> Problem statement:
Copy every line from the records below that carries the word "Round".

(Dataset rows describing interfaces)
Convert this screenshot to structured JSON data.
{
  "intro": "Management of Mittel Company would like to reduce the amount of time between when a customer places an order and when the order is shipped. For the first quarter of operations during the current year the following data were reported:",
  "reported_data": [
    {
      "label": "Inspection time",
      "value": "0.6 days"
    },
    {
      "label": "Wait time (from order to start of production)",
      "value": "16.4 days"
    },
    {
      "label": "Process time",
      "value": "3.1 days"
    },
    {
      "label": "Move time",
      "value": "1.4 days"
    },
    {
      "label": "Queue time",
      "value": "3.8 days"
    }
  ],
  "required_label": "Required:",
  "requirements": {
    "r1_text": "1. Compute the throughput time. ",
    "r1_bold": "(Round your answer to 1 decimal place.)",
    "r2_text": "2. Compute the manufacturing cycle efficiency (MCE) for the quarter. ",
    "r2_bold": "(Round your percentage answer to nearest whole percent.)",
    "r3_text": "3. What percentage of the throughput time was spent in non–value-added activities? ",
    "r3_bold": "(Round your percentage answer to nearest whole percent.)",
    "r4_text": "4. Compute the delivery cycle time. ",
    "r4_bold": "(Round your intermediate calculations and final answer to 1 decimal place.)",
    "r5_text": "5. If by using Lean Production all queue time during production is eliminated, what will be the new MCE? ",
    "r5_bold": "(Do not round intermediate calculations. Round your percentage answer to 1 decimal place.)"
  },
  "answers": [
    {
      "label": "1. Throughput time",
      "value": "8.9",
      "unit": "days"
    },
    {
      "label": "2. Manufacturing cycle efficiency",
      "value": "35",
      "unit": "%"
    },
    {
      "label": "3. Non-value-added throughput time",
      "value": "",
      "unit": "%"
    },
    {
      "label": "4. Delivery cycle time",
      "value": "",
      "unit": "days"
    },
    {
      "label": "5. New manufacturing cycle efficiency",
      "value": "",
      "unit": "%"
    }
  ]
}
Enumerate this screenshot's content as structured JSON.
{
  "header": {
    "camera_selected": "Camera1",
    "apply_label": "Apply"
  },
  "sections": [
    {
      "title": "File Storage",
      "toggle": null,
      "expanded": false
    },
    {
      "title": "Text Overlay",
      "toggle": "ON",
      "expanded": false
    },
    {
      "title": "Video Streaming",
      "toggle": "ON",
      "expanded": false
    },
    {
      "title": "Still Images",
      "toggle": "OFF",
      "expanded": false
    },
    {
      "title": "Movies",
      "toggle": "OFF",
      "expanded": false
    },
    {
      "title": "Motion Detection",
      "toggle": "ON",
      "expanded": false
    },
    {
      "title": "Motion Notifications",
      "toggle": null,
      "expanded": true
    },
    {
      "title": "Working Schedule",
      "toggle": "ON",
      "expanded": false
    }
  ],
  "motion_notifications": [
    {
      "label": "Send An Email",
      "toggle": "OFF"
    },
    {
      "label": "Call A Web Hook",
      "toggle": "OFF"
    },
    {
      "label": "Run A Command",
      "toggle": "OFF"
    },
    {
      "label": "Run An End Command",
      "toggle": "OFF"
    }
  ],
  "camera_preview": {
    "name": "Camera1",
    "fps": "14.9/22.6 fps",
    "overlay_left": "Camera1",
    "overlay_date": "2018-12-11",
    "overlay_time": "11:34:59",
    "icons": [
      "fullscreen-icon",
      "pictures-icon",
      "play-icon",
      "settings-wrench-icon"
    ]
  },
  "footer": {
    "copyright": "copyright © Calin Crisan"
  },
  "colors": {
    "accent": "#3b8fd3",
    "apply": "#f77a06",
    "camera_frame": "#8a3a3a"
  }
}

> Answer:
    "r1_bold": "(Round your answer to 1 decimal place.)",
    "r2_bold": "(Round your percentage answer to nearest whole percent.)",
    "r3_bold": "(Round your percentage answer to nearest whole percent.)",
    "r4_bold": "(Round your intermediate calculations and final answer to 1 decimal place.)",
    "r5_bold": "(Do not round intermediate calculations. Round your percentage answer to 1 decimal place.)"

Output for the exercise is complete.